Due to its effects on immune cells, however, rituximab can place patients at a greater risk of infections, particularly those caused by pneumococcus bacteria. The medication is also known to weaken the body’s response to vaccines aiming to prevent such infections.
“There is thus a need to develop enhanced anti-pneumococcal vaccine strategies to increase immune response and protection,” the scientists wrote.
Researchers reported data from a Phase 2 trial that evaluated the safety and efficacy of two reinforced pneumococcal vaccination schemes in AAV patients using rituximab.
The study included 95 adult patients from the French Vasculitis Study Group database. All had newly diagnosed or relapsing AAV with active disease, and all were planned to receive induction therapy with rituximab for four weeks, followed by maintenance therapy every six months.
At study entry, patients were randomly assigned to one of three possible vaccination schemes.
Two types of pneumococcal vaccines are available: a pneumococcal conjugate vaccine (PCV13, PCV15, or PCV20) and a pneumococcal polysaccharide vaccine (PPV23). Both encourage the body to produce antibodies against pneumococcal bacteria, so that the immune system will recognize contact with the bacteria in the future and fight them off more quickly.
Patients in the first group were given a standard vaccination schedule consisting of an initial dose of PCV13, also known as Prevnar 13 in the U.S. or Prevenar 13 in Europe, followed by a dose of PPV23, also known as Pneumovax 23, five months later. Those in the second group received two double doses of PCV13 given one week apart, followed by a dose of PPV23 five months later. Patients in the third group had four initial (same day) doses of PCV13, followed by a dose of PPV23 five months later.
The study’s primary goal (endpoint) was to evaluate the immune response at six months against the 12 strains of pneumococcus bacteria common to both PCV13 and PPV23.
Patients assigned to the second group were more than four times as likely as those assigned to the standard vaccination scheme (first group) to build better immune responses against these bacteria strains. Those in the third vaccination group, also reinforced, tended to have better immune responses but not significantly so.
“Our study highly suggests that patients receiving rituximab to treat an inflammatory disease could receive a higher dose of vaccine, especially two doses of PCV13 seven days apart, then PPV23 five months later, to induce a better vaccine response,” Terrier said.
“Since these patients received a high dose of glucocorticoids and rituximab, it was expected that a higher dose of vaccine was required to induce a sufficient response, but it was very important to confirm and demonstrate that,” Terrier added.
Local and systemic reactions were higher seven days after each of the higher-dose vaccine shots, as were their side effects at six months, but none were reported to be severe.
Six patients (one in the first group, two in the second group, and three in the third group) experienced flares of AAV symptoms a median of 87 days (almost three months) after vaccination.
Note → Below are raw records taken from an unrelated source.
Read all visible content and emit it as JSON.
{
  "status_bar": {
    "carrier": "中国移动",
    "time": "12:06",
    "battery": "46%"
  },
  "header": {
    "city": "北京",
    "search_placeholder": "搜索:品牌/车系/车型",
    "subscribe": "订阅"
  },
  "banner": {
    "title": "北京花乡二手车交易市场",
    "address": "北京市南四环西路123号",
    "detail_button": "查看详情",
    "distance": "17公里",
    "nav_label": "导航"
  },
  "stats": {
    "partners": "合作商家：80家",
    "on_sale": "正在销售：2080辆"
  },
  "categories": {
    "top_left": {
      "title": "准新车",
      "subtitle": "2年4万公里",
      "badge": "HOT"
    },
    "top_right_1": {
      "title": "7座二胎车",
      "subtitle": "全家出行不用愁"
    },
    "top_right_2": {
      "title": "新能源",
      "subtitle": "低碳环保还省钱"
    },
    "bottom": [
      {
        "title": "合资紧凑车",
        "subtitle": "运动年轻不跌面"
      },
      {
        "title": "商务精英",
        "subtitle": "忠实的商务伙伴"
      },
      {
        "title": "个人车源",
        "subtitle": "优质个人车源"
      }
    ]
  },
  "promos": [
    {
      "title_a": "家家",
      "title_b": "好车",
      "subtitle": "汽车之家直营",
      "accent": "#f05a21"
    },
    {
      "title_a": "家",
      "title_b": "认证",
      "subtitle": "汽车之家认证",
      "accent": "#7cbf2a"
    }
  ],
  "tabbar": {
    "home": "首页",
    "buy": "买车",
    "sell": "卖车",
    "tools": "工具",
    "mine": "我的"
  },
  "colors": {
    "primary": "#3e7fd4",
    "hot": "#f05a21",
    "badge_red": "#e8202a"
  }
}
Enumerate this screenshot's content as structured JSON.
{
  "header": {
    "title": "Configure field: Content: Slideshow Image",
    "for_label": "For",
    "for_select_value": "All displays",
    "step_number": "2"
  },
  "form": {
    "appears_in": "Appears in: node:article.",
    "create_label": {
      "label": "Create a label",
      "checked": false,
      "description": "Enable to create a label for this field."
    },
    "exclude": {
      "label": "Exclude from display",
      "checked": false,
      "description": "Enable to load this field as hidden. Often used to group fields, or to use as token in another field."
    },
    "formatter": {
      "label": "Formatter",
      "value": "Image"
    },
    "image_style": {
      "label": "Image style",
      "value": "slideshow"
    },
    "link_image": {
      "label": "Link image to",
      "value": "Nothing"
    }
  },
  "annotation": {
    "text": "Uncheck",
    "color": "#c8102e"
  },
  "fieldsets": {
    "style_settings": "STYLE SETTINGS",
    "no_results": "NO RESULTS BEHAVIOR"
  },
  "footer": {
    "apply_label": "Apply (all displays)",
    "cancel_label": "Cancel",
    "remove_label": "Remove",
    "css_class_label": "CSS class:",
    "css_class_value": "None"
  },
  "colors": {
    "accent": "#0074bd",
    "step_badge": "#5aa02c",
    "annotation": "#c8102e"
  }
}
While the study had an open-label design, “the primary outcome — the level of antibodies — was a strong endpoint that does not seem to be impacted by the lack of a double-blind [design],” Terrier said.